An agreeable sensation in his chest inclined him to walk with a jaunt. What had started off as sexual necessity – Lefèvre was in his early forties at the time – had become more intoxicating than opium. The commissioner usually swaggered along the splendid Chausée d’Antin, brandishing his walking stick in the cool light of L’Opéra, which had been refurbished three years earlier in 1867 at considerable expense. But this evening, his rugged, stocky yet well-tailored frame seemed agitated. Lefèvre’s gaze drifted towards the gleaming coaches bringing courtesans of name and fame to the inner courtyards of the city’s palaces, where liveried servants waited to escort each to her aimant. The ‘skulls and Pickelhaube helmets’ – a designation much favoured by Le Moniteur – of the Prussian troops advancing towards the border appeared to be having a significant effect on the aristocratic libido.
Lefèvre had read in the same Moniteur a couple of hours earlier that Baudelaire was now considered one of France’s greatest men of letters, a mere three years after his death. The article also claimed that Baudelaire had predicted this disastrous war. Lefèvre had only witnessed a single performance of the deathly pale poet, a genius if many were to be believed. But traces of the poet’s words – rumour had it he was already suffering from syphilis at the time, which explained his bulging eyes and their metallic lustre – had left their mark on the commissioner, like the tracks of a vineyard snail. Typical of the French bourgeoisie to cherish a poet years after his death, when they had loathed and persecuted him while he was alive.

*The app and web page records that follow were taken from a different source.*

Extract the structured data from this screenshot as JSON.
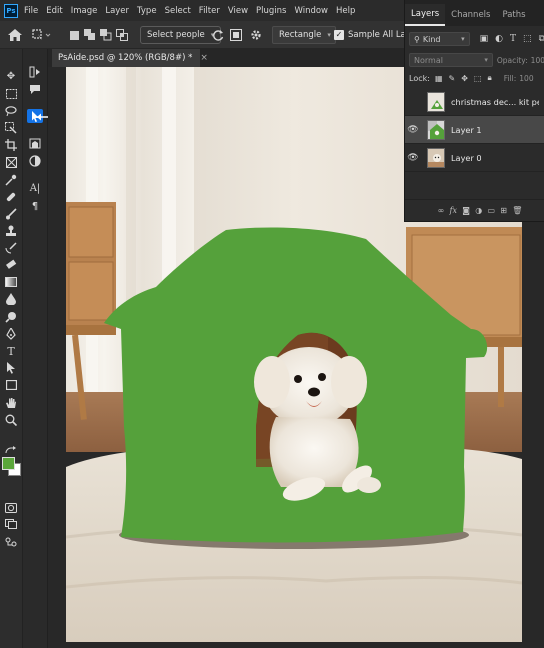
{
  "app": {
    "logo": "Ps"
  },
  "menu": [
    "File",
    "Edit",
    "Image",
    "Layer",
    "Type",
    "Select",
    "Filter",
    "View",
    "Plugins",
    "Window",
    "Help"
  ],
  "options": {
    "select_people": "Select people",
    "mode": "Rectangle",
    "sample_all_layers": "Sample All Layer"
  },
  "document": {
    "tab_title": "PsAide.psd @ 120% (RGB/8#) *",
    "close": "×"
  },
  "layers_panel": {
    "tabs": [
      "Layers",
      "Channels",
      "Paths"
    ],
    "kind": "Kind",
    "blend": "Normal",
    "opacity_label": "Opacity:",
    "opacity_value": "100",
    "lock_label": "Lock:",
    "fill_label": "Fill:",
    "fill_value": "100",
    "layers": [
      {
        "name": "christmas dec... kit pet bed",
        "visible": false,
        "selected": false
      },
      {
        "name": "Layer 1",
        "visible": true,
        "selected": true
      },
      {
        "name": "Layer 0",
        "visible": true,
        "selected": false
      }
    ],
    "footer_icons": [
      "link-icon",
      "fx-icon",
      "mask-icon",
      "adjustment-icon",
      "folder-icon",
      "new-layer-icon",
      "trash-icon"
    ]
  },
  "colors": {
    "foreground": "#5aa63a",
    "background": "#ffffff",
    "house_green": "#55a13b",
    "accent": "#1473e6"
  }
}
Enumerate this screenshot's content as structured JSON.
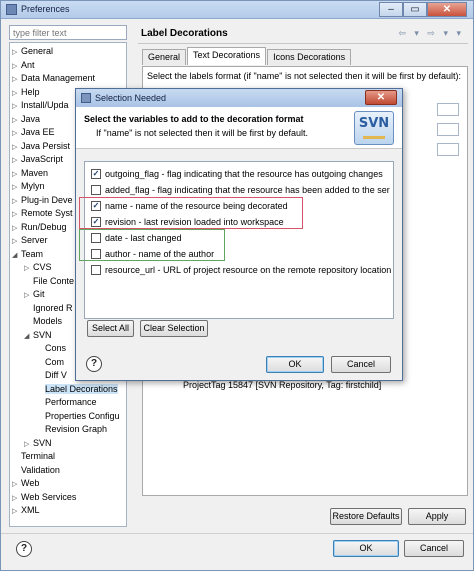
{
  "window": {
    "title": "Preferences",
    "min_glyph": "–",
    "max_glyph": "▭",
    "close_glyph": "✕"
  },
  "filter": {
    "placeholder": "type filter text"
  },
  "tree": [
    {
      "label": "General",
      "indent": 0,
      "arrow": "▷"
    },
    {
      "label": "Ant",
      "indent": 0,
      "arrow": "▷"
    },
    {
      "label": "Data Management",
      "indent": 0,
      "arrow": "▷"
    },
    {
      "label": "Help",
      "indent": 0,
      "arrow": "▷"
    },
    {
      "label": "Install/Upda",
      "indent": 0,
      "arrow": "▷"
    },
    {
      "label": "Java",
      "indent": 0,
      "arrow": "▷"
    },
    {
      "label": "Java EE",
      "indent": 0,
      "arrow": "▷"
    },
    {
      "label": "Java Persist",
      "indent": 0,
      "arrow": "▷"
    },
    {
      "label": "JavaScript",
      "indent": 0,
      "arrow": "▷"
    },
    {
      "label": "Maven",
      "indent": 0,
      "arrow": "▷"
    },
    {
      "label": "Mylyn",
      "indent": 0,
      "arrow": "▷"
    },
    {
      "label": "Plug-in Deve",
      "indent": 0,
      "arrow": "▷"
    },
    {
      "label": "Remote Syst",
      "indent": 0,
      "arrow": "▷"
    },
    {
      "label": "Run/Debug",
      "indent": 0,
      "arrow": "▷"
    },
    {
      "label": "Server",
      "indent": 0,
      "arrow": "▷"
    },
    {
      "label": "Team",
      "indent": 0,
      "arrow": "◢"
    },
    {
      "label": "CVS",
      "indent": 1,
      "arrow": "▷"
    },
    {
      "label": "File Conte",
      "indent": 1,
      "arrow": ""
    },
    {
      "label": "Git",
      "indent": 1,
      "arrow": "▷"
    },
    {
      "label": "Ignored R",
      "indent": 1,
      "arrow": ""
    },
    {
      "label": "Models",
      "indent": 1,
      "arrow": ""
    },
    {
      "label": "SVN",
      "indent": 1,
      "arrow": "◢"
    },
    {
      "label": "Cons",
      "indent": 2,
      "arrow": ""
    },
    {
      "label": "Com",
      "indent": 2,
      "arrow": ""
    },
    {
      "label": "Diff V",
      "indent": 2,
      "arrow": ""
    },
    {
      "label": "Label Decorations",
      "indent": 2,
      "arrow": "",
      "selected": true
    },
    {
      "label": "Performance",
      "indent": 2,
      "arrow": ""
    },
    {
      "label": "Properties Configu",
      "indent": 2,
      "arrow": ""
    },
    {
      "label": "Revision Graph",
      "indent": 2,
      "arrow": ""
    },
    {
      "label": "SVN",
      "indent": 1,
      "arrow": "▷"
    },
    {
      "label": "Terminal",
      "indent": 0,
      "arrow": ""
    },
    {
      "label": "Validation",
      "indent": 0,
      "arrow": ""
    },
    {
      "label": "Web",
      "indent": 0,
      "arrow": "▷"
    },
    {
      "label": "Web Services",
      "indent": 0,
      "arrow": "▷"
    },
    {
      "label": "XML",
      "indent": 0,
      "arrow": "▷"
    }
  ],
  "panel": {
    "title": "Label Decorations",
    "nav": "⇦ ▾ ⇨ ▾ ▾",
    "tabs": [
      "General",
      "Text Decorations",
      "Icons Decorations"
    ],
    "select_text": "Select the labels format (if \"name\" is not selected then it will be first by default):",
    "preview_item": "ProjectTag 15847 [SVN Repository, Tag: firstchild]",
    "restore_defaults": "Restore Defaults",
    "apply": "Apply"
  },
  "footer": {
    "help": "?",
    "ok": "OK",
    "cancel": "Cancel"
  },
  "dialog": {
    "title": "Selection Needed",
    "close_glyph": "✕",
    "heading": "Select the variables to add to the decoration format",
    "subheading": "If \"name\" is not selected then it will be first by default.",
    "logo_text": "SVN",
    "variables": [
      {
        "checked": true,
        "text": "outgoing_flag - flag indicating that the resource has outgoing changes"
      },
      {
        "checked": false,
        "text": "added_flag - flag indicating that the resource has been added to the ser"
      },
      {
        "checked": true,
        "text": "name - name of the resource being decorated"
      },
      {
        "checked": true,
        "text": "revision - last revision loaded into workspace"
      },
      {
        "checked": false,
        "text": "date - last changed"
      },
      {
        "checked": false,
        "text": "author - name of the author"
      },
      {
        "checked": false,
        "text": "resource_url - URL of project resource on the remote repository location"
      }
    ],
    "check_glyph": "✓",
    "select_all": "Select All",
    "clear_selection": "Clear Selection",
    "help": "?",
    "ok": "OK",
    "cancel": "Cancel"
  }
}
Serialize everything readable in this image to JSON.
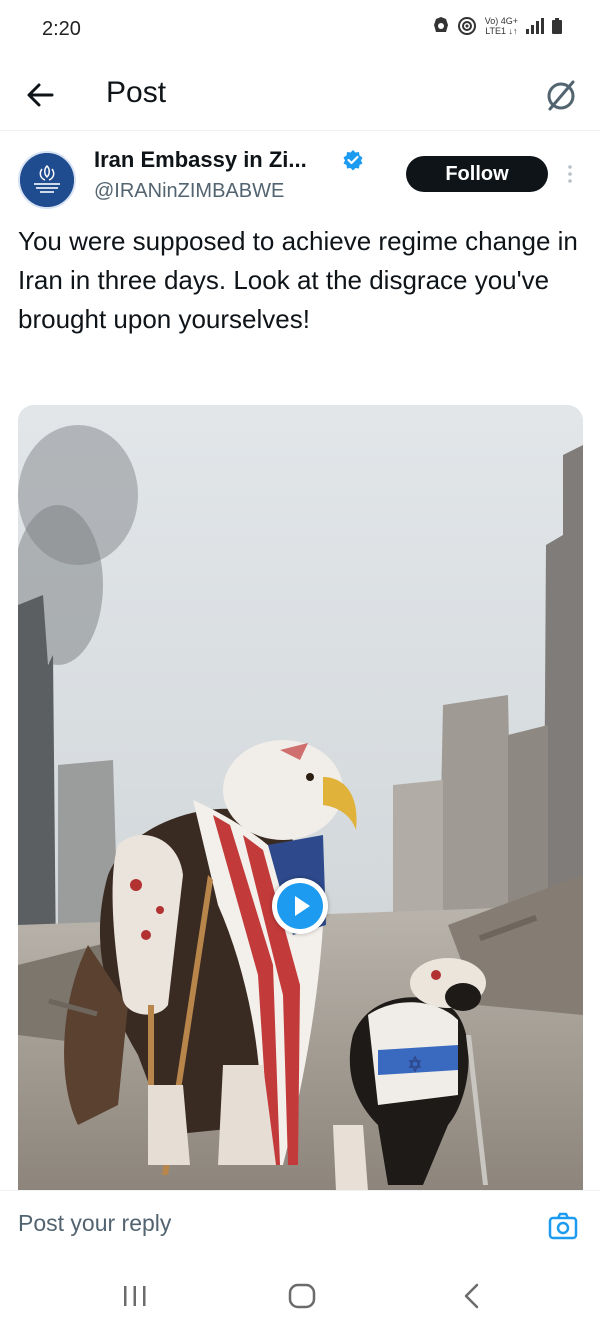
{
  "status_bar": {
    "time": "2:20",
    "network_top": "Vo) 4G+",
    "network_bottom": "LTE1 ↓↑"
  },
  "header": {
    "title": "Post",
    "back_icon": "arrow-left-icon",
    "grok_icon": "grok-slash-circle-icon"
  },
  "post": {
    "author_name": "Iran Embassy in Zi...",
    "handle": "@IRANinZIMBABWE",
    "verified_color": "#1d9bf0",
    "follow_label": "Follow",
    "text": "You were supposed to achieve regime change in Iran in three days. Look at the disgrace you've brought upon yourselves!",
    "media": {
      "type": "video",
      "play_icon": "play-icon"
    }
  },
  "reply": {
    "placeholder": "Post your reply",
    "camera_icon": "camera-icon",
    "accent": "#1d9bf0"
  },
  "nav": {
    "recents_icon": "recents-icon",
    "home_icon": "home-icon",
    "back_icon": "chevron-left-icon"
  }
}
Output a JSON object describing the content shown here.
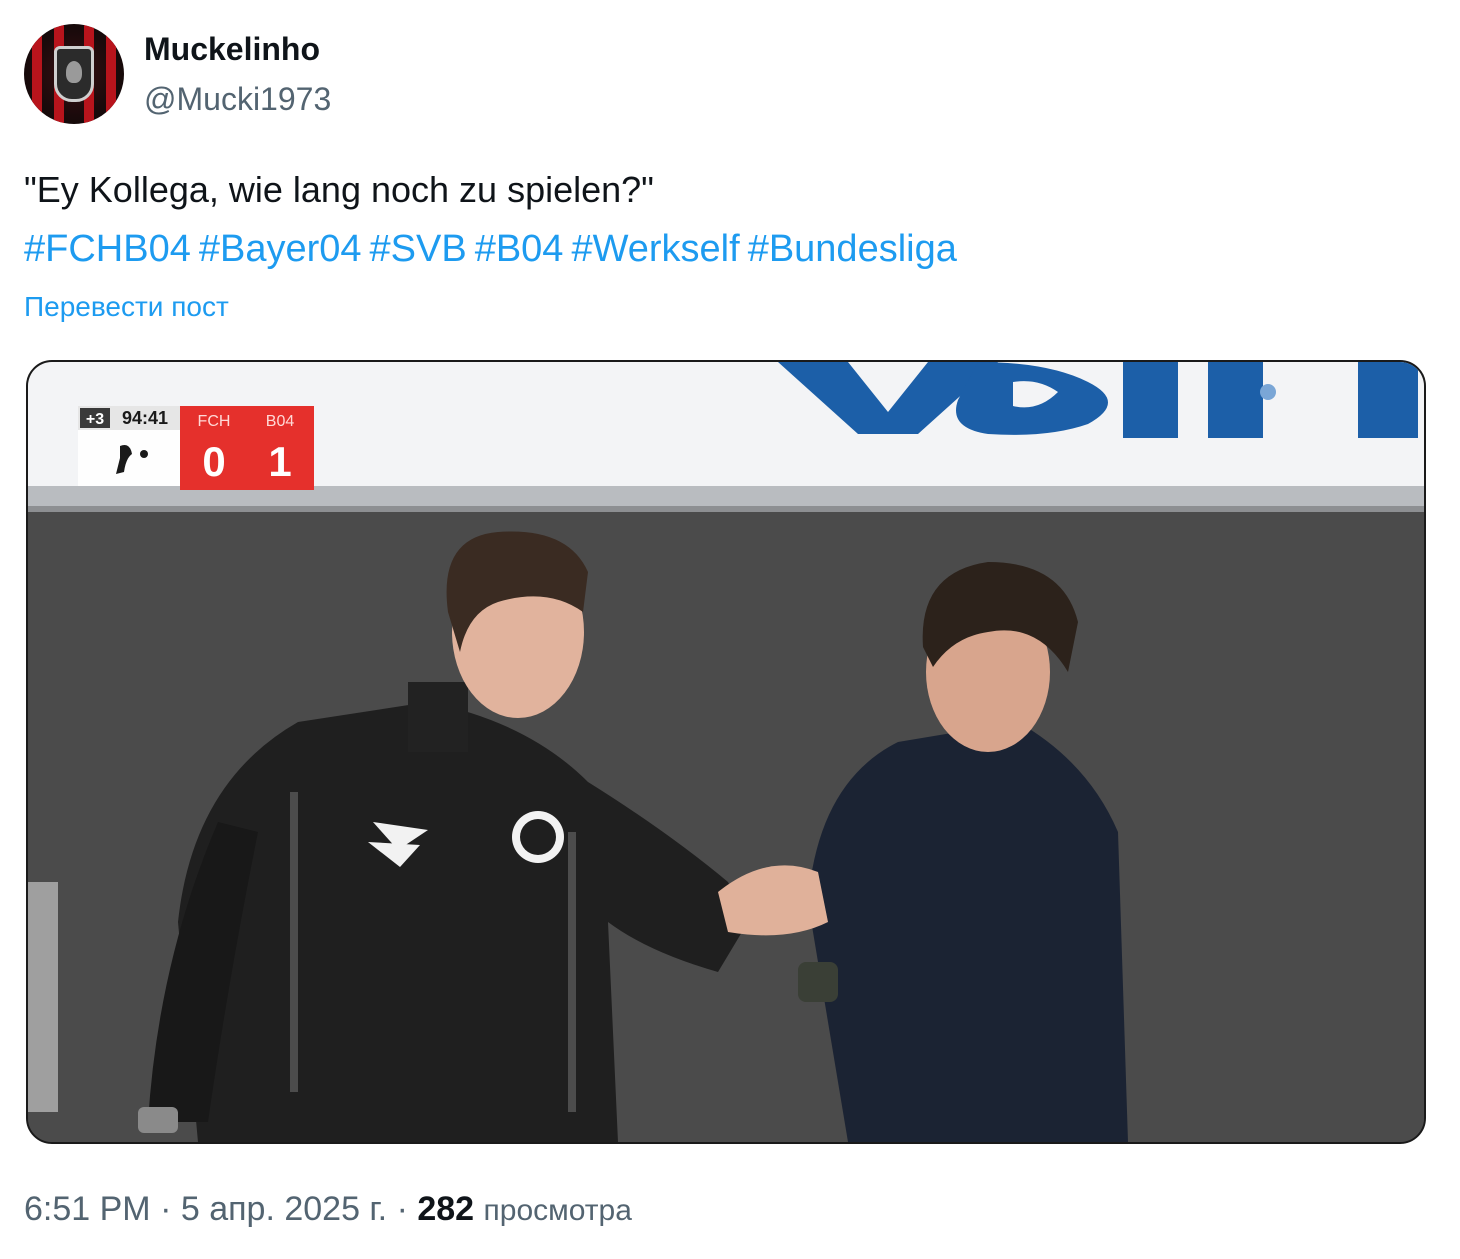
{
  "author": {
    "name": "Muckelinho",
    "handle": "@Mucki1973",
    "avatar_icon": "avatar-image"
  },
  "tweet": {
    "text": "\"Ey Kollega, wie lang noch zu spielen?\"",
    "hashtags": [
      "#FCHB04",
      "#Bayer04",
      "#SVB",
      "#B04",
      "#Werkself",
      "#Bundesliga"
    ],
    "translate_link": "Перевести пост"
  },
  "media": {
    "scoreboard": {
      "added_time": "+3",
      "clock": "94:41",
      "home_team": "FCH",
      "away_team": "B04",
      "home_score": "0",
      "away_score": "1"
    }
  },
  "footer": {
    "time": "6:51 PM",
    "separator": "·",
    "date": "5 апр. 2025 г.",
    "views_count": "282",
    "views_label": "просмотра"
  },
  "colors": {
    "link": "#1d9bf0",
    "text_primary": "#0f1419",
    "text_secondary": "#536471",
    "scoreboard_red": "#e5302c"
  }
}
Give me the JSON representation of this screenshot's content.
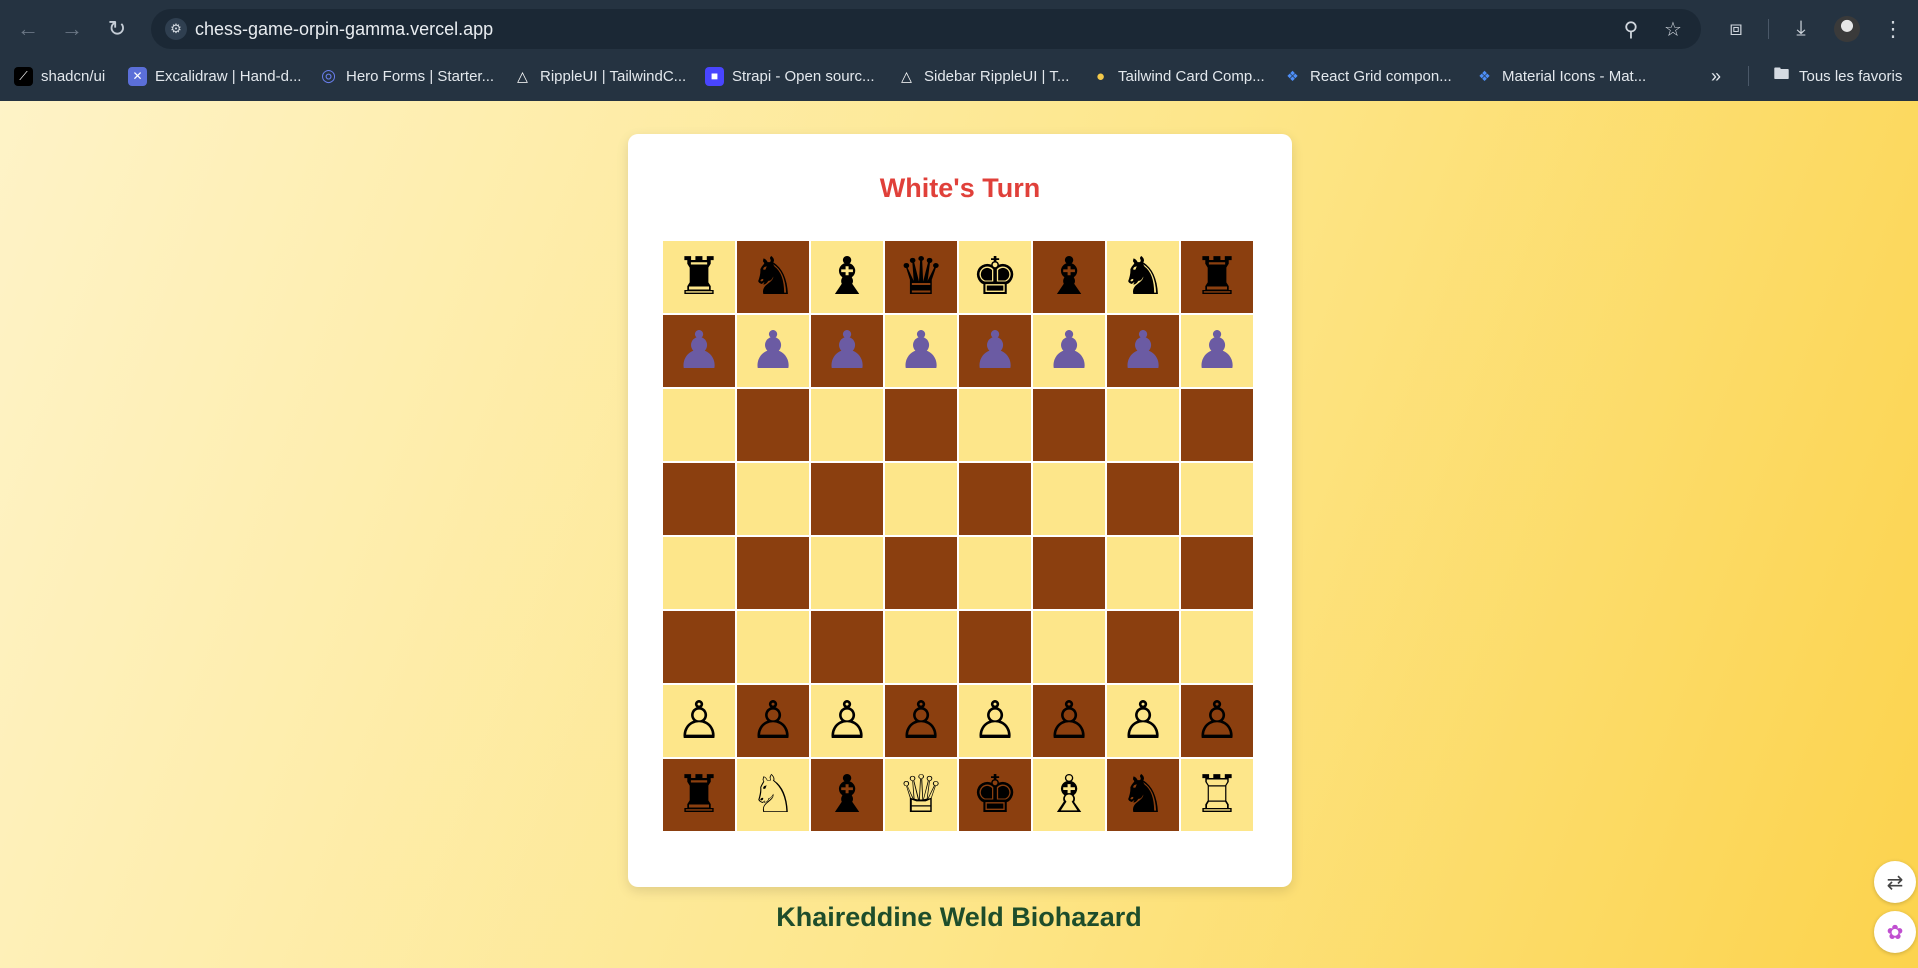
{
  "browser": {
    "url": "chess-game-orpin-gamma.vercel.app",
    "bookmarks": [
      {
        "label": "shadcn/ui",
        "icon": "shadcn-icon"
      },
      {
        "label": "Excalidraw | Hand-d...",
        "icon": "excalidraw-icon"
      },
      {
        "label": "Hero Forms | Starter...",
        "icon": "hero-forms-icon"
      },
      {
        "label": "RippleUI | TailwindC...",
        "icon": "rippleui-icon"
      },
      {
        "label": "Strapi - Open sourc...",
        "icon": "strapi-icon"
      },
      {
        "label": "Sidebar RippleUI | T...",
        "icon": "rippleui-icon"
      },
      {
        "label": "Tailwind Card Comp...",
        "icon": "tailwind-card-icon"
      },
      {
        "label": "React Grid compon...",
        "icon": "mui-icon"
      },
      {
        "label": "Material Icons - Mat...",
        "icon": "mui-icon"
      }
    ],
    "all_bookmarks_label": "Tous les favoris",
    "overflow_glyph": "»"
  },
  "game": {
    "turn_text": "White's Turn",
    "author": "Khaireddine Weld Biohazard",
    "colors": {
      "light_square": "#fde68a",
      "dark_square": "#8b3f0f",
      "turn_text": "#e0403a",
      "author_text": "#1e4d2b",
      "black_pawn": "#6b5ba3"
    },
    "board": [
      [
        "♜",
        "♞",
        "♝",
        "♛",
        "♚",
        "♝",
        "♞",
        "♜"
      ],
      [
        "♟",
        "♟",
        "♟",
        "♟",
        "♟",
        "♟",
        "♟",
        "♟"
      ],
      [
        "",
        "",
        "",
        "",
        "",
        "",
        "",
        ""
      ],
      [
        "",
        "",
        "",
        "",
        "",
        "",
        "",
        ""
      ],
      [
        "",
        "",
        "",
        "",
        "",
        "",
        "",
        ""
      ],
      [
        "",
        "",
        "",
        "",
        "",
        "",
        "",
        ""
      ],
      [
        "♙",
        "♙",
        "♙",
        "♙",
        "♙",
        "♙",
        "♙",
        "♙"
      ],
      [
        "♜",
        "♘",
        "♝",
        "♕",
        "♚",
        "♗",
        "♞",
        "♖"
      ]
    ]
  }
}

Lefèvre involuntarily mouthed the words of Les Deux Bonnes Soeurs, as strophes of the poem with their vigorous timbre invaded his mind. His head told him he had garbled the lines. His heart told him that a few shreds of the poem contained everything he wanted to know about life.
Debauchery and Death are pleasant twins (…)
Both tomb and bed, in blasphemy so fecund
Each other’s hospitality to second,
Prepare grim treats, and hatch atrocious things.[i]
The last line rubbed against the commissioner like an invisible satyr when he heard a woman scream behind the chic facade of one of the Chausée d’Antin’s sumptuous bordellos.
[i] Roy Campbell, Poems of Baudelaire (New York: Pantheon, 1952)